It is axiomatic that objective evidence, namely evidence that can be verified through observation, measurement or analysis, is more reliable than subjective evidence, or evidence peculiar to an individual’s experience or knowledge. Notwithstanding legal standards relating to the admissibility of expert opinions into evidence, the custody evaluation contains multiple layers of subjective analysis. The quality of its reliability, even if admissible, must be fairly questioned.
 
The order of reference appointing the neutral custody expert generally requires her to evaluate the parties’ parenting capacities. In doing so, the neutral expert must interview and observe the parties individually and sometimes together, interview and observe the child, if possible; observes the parties individually with the child; and interviews third-party collateral sources. During this evaluation, the expert has an eye on the mental functioning of the parents and child. The expert wants to determine whether a party is emotionally balanced, has a mature perspective, can process that party’s role in perpetuating the conflict with the other party, has the skills to develop the child’s confidence and self esteem, can set boundaries, and has the emotional dexterity to discipline the child in an effective and appropriate manner. These qualities directly relate to the respective party’s parenting capacities and the resulting fit with the needs of the child.
 
In the first instance, much of the information gathered by the expert is based upon the subjective perceptions of the parties and third-party collateral sources. Each party’s view of their and the other’s party’s respective parenting and relationship skills is seen through each party’s individual lenses. The quality of such behavior as, for example, negligent caretaking, aggressive conduct, abuse, ability to co-parent, and positive reinforcement are a matter of subjective interpretation. This is also true for third party collaterals. Therapists and babysitters also view events through their individual lenses and interpret events through subjective lenses.
 
The expert’s analyses of the mental functioning of the parties and child, based in part on the parties’ subjective view of events, are psychological in nature and can be difficult if not impossible to objectively corroborate. Mental processes are not visible and require the expert to evaluate an ethereal quality. Subjects such as a child’s self esteem, the emotional connection between the parents and the child, emotional development, maturity, are all intangibles.
 
The inherent psychological nature of the custody evaluation brings the evaluators own subjectivity to the process. There are no objective x-ray films or other diagnostic tests to review, as there are in medical malpractice cases, or yaw marks to be measured, as there are in motor vehicle accident cases. The expert has her influences, perception, past experience and cultural bias that she brings to the table. The expert opinion, even when admitted into evidence, is in large part her subjective analysis of events, and is based on the subjective views of the parties and collateral sources.

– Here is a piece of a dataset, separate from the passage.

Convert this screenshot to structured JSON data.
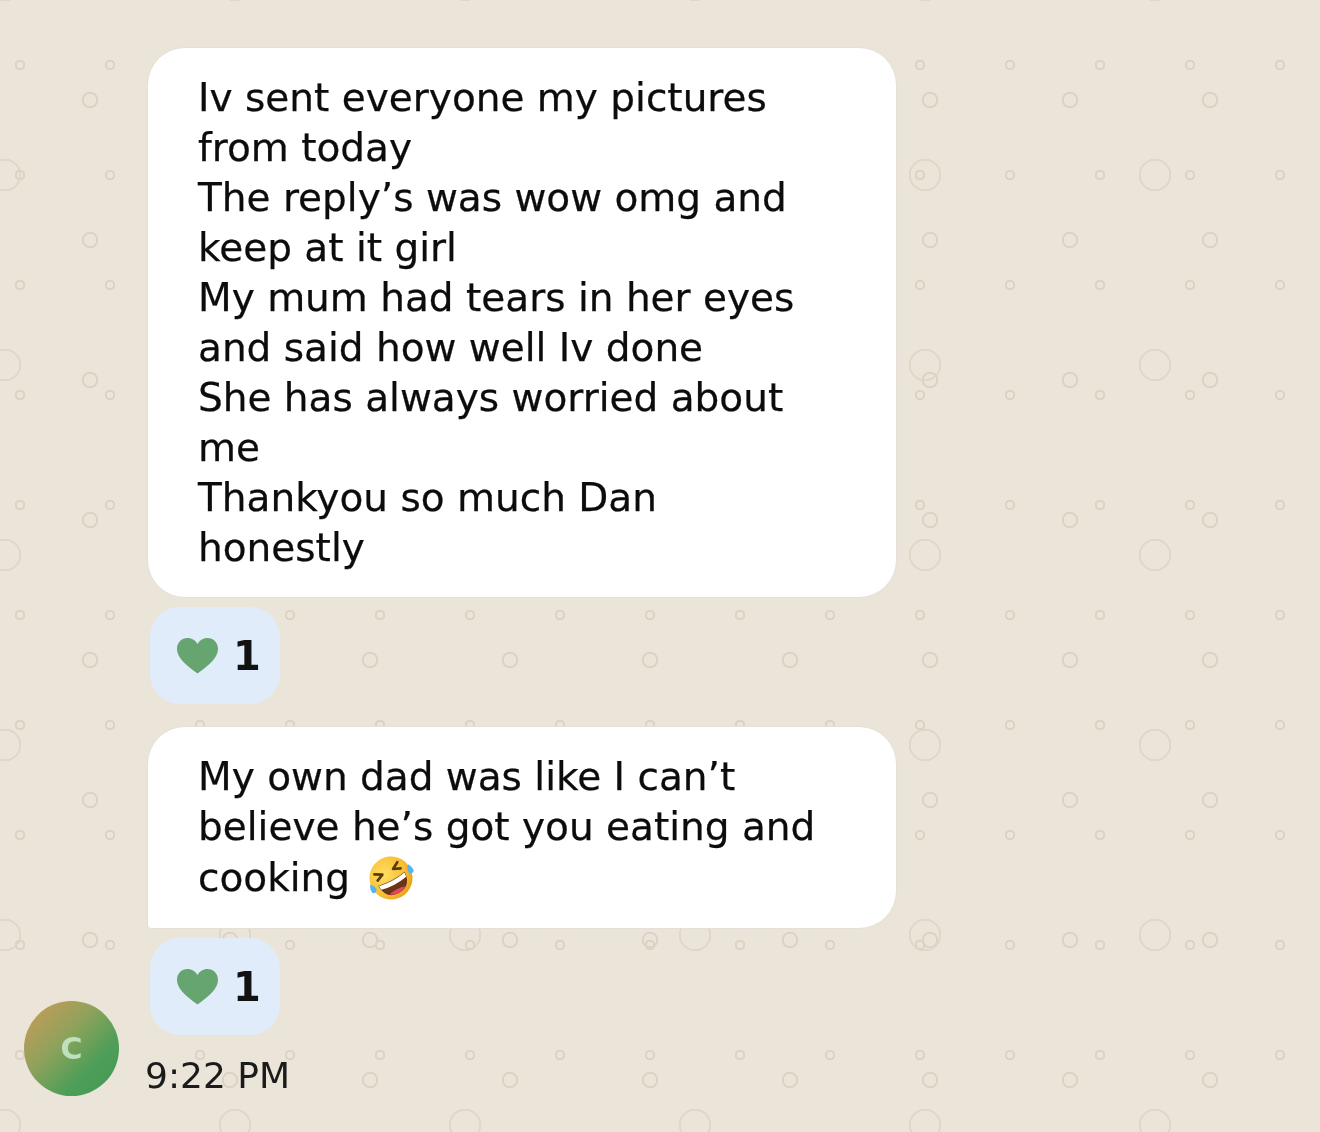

In the final analysis, there are multiple layers of subjective interpretations involved in the neutral custody evaluation. This is quite alarming to the party who appears less fit as a parent in the expert’s report.
 
Given the inherent credibility and unique access to critical information enjoyed by the neutral custody expert, the often tenuous methodologies used to form the basis of her opinion, it is absolutely critical that the party who fairs worse in the custody evaluation be prepared to aggressively challenge the neutral expert at trial. The cross-examining attorney must effectively attack the neutral evaluator on all fronts, including her credentials, the party and child interview process, observations, collateral source interviews, psychological testing, inferences drawn and conclusions formulated. Nothing less than the trajectory of a child’s life may be at stake.